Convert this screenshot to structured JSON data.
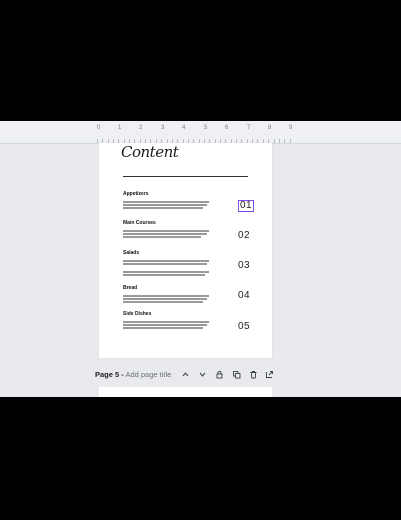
{
  "ruler": {
    "numbers": [
      "0",
      "1",
      "2",
      "3",
      "4",
      "5",
      "6",
      "7",
      "8",
      "9"
    ]
  },
  "page": {
    "title_script": "Content",
    "sections": [
      {
        "heading": "Appetizers",
        "number": "01"
      },
      {
        "heading": "Main Courses",
        "number": "02"
      },
      {
        "heading": "Salads",
        "number": "03"
      },
      {
        "heading": "Bread",
        "number": "04"
      },
      {
        "heading": "Side Dishes",
        "number": "05"
      }
    ]
  },
  "page_bar": {
    "page_number": "Page 5 -",
    "title_placeholder": "Add page title",
    "icons": [
      "chevron-up-icon",
      "chevron-down-icon",
      "lock-icon",
      "duplicate-icon",
      "trash-icon",
      "add-page-icon"
    ]
  },
  "colors": {
    "selection": "#7d4ee8",
    "canvas_bg": "#e8eaee"
  }
}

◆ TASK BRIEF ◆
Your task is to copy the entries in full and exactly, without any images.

◆ OUTPUT FOR THIS EXERCISE ◆
Convert this screenshot to structured JSON data.
{
  "ruler": {
    "numbers": [
      "0",
      "1",
      "2",
      "3",
      "4",
      "5",
      "6",
      "7",
      "8",
      "9"
    ]
  },
  "page": {
    "title_script": "Content",
    "sections": [
      {
        "heading": "Appetizers",
        "number": "01"
      },
      {
        "heading": "Main Courses",
        "number": "02"
      },
      {
        "heading": "Salads",
        "number": "03"
      },
      {
        "heading": "Bread",
        "number": "04"
      },
      {
        "heading": "Side Dishes",
        "number": "05"
      }
    ]
  },
  "page_bar": {
    "page_number": "Page 5 -",
    "title_placeholder": "Add page title",
    "icons": [
      "chevron-up-icon",
      "chevron-down-icon",
      "lock-icon",
      "duplicate-icon",
      "trash-icon",
      "add-page-icon"
    ]
  },
  "colors": {
    "selection": "#7d4ee8",
    "canvas_bg": "#e8eaee"
  }
}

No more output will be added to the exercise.